Anyway, on the strength of that and having met John via Facebook and briefly at the Peel when he was supporting Credo, we had a long chat over a plate of Beggs-generated pasta.

Hearing the music too was quite an experience. Nick is also a very talented illustrator and artist. Check out his Dangerous Potatoes’ children’s story. Having asked my permission to do so, he started sketching me listening to Lifesigns as I do tend to glaze over when I am concentrating intently on something I want to appreciate and understand. The result is at the end of this blog.

What we heard on that day was the album about 85 per cent completed. They had put down the vocals, keyboards, drums and some guitar parts provided by the great Steve Hackett. Even then it sounded gorgeous, full of lush melodies, harmonies and instrumentation.

The whole premise of the album is for the listener to draw their own conclusions and find their own place in the music. It is about life, space travel, the quest to find who we are and why we are here via a fairground setting and a fridge of stars is also involved.

It was a wonderful day spent with Nick and John, two of the nicest and most interesting guys in the business.

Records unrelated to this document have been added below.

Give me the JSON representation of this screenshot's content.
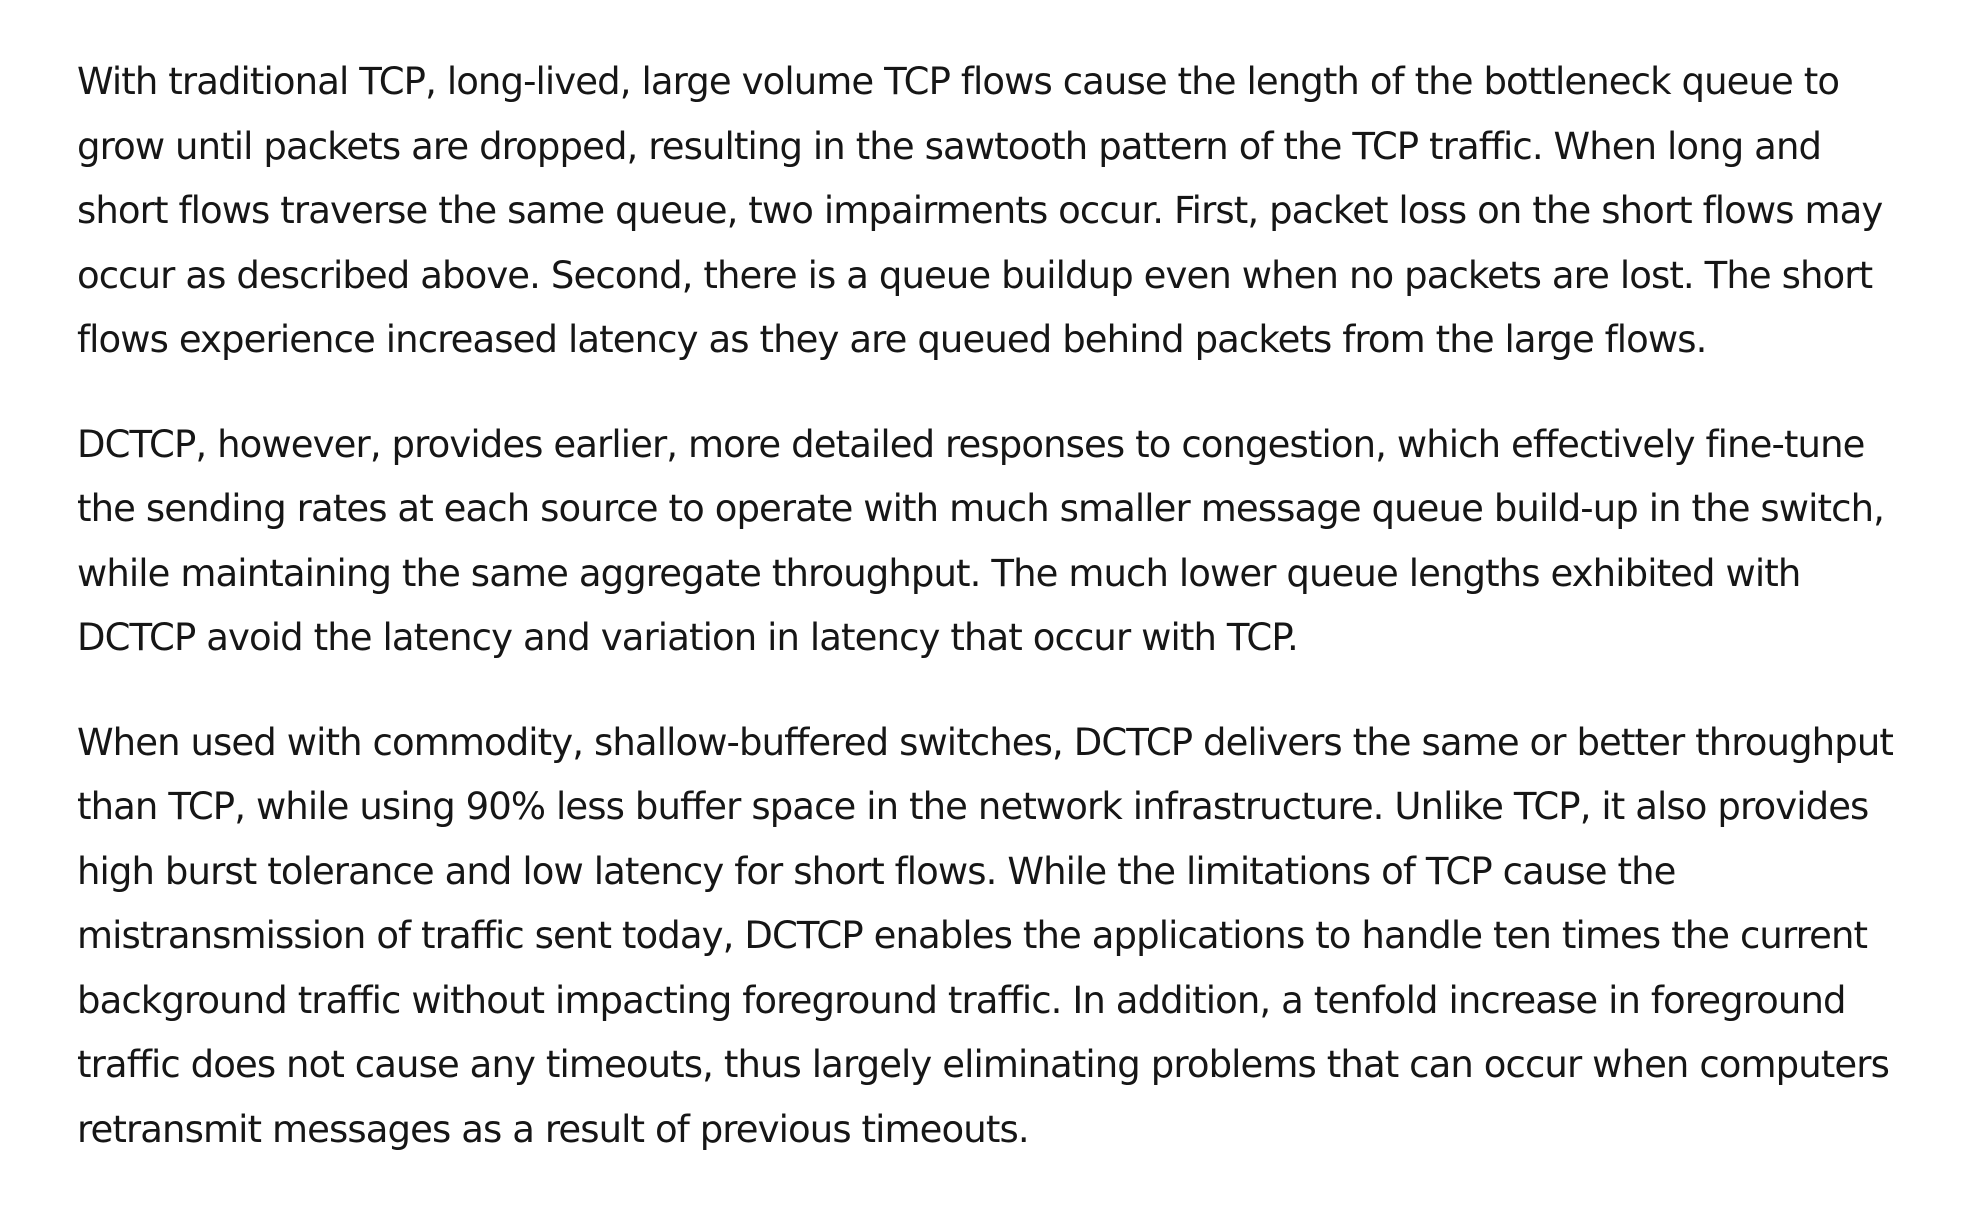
{
  "article": {
    "paragraphs": [
      "With traditional TCP, long-lived, large volume TCP flows cause the length of the bottleneck queue to grow until packets are dropped, resulting in the sawtooth pattern of the TCP traffic. When long and short flows traverse the same queue, two impairments occur. First, packet loss on the short flows may occur as described above. Second, there is a queue buildup even when no packets are lost. The short flows experience increased latency as they are queued behind packets from the large flows.",
      "DCTCP, however, provides earlier, more detailed responses to congestion, which effectively fine-tune the sending rates at each source to operate with much smaller message queue build-up in the switch, while maintaining the same aggregate throughput. The much lower queue lengths exhibited with DCTCP avoid the latency and variation in latency that occur with TCP.",
      "When used with commodity, shallow-buffered switches, DCTCP delivers the same or better throughput than TCP, while using 90% less buffer space in the network infrastructure. Unlike TCP, it also provides high burst tolerance and low latency for short flows. While the limitations of TCP cause the mistransmission of traffic sent today, DCTCP enables the applications to handle ten times the current background traffic without impacting foreground traffic. In addition, a tenfold increase in foreground traffic does not cause any timeouts, thus largely eliminating problems that can occur when computers retransmit messages as a result of previous timeouts."
    ]
  }
}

So, this day provided some valuable information for the interview I would be doing about the project for the Dutch Prog Rock Page.

Weeks turned into months with the occasional message coming out of Lifesigns Central about progress on the album and the other guest contributors consisting of Jakko Jakszyk known for his work with King Crimson, guitarist Robin Boult (who has worked with Fish) and the legendary Thijs Van Leer from Focus, one of John’s favourite bands.

So finally, JY got in contact again to say the album was completed and it was about to be released by Esoteric Records. Do come and hear it, he said, and see what you think. Unfortunately, Martin was unwell that particular weekend: so on a very cold and frosty day last month (December), I met up with John and followed him to Liscombe Park in rural Buckinghamshire where Steve Rispin’s studio is located. There I met Frosty, another thoroughly charming and affable character and we all sat back to listen……..

Trying to connect what I had heard earlier in the year to the final result was pretty mind-blowing to say the least. Without giving too much away, it is one of those albums that carries you away to some faraway places in your mind. You can hear it has been crafted with lashings of tender loving care and of course, the virtuosity of all the players is quite breath-taking.

All I will say is the opening track Lighthouse is imbued with the most extraordinary wall of sound which captures crashing waves beautifully. That is an abiding memory, that incredible sound, and the album I hope will feature in many people’s best of lists for 2013 at the end of the year. 

Followed by a visit to the local hostelry in nearby Soulbury, John recounted the most wonderful tale about his roundabout meeting with his hero Patrick Moraz at the Los Angeles’ Hilton Hotel. Well, prog is all about stories.

Anyway, this is the story behind the story of Lifesigns and there are more to follow – Cosmograf, Big Big Train, Also Eden, Frost*, The Tangent to name a notable few. Above all, it shows what excellent state of health the British prog scene is currently enjoying.

Nick's drawing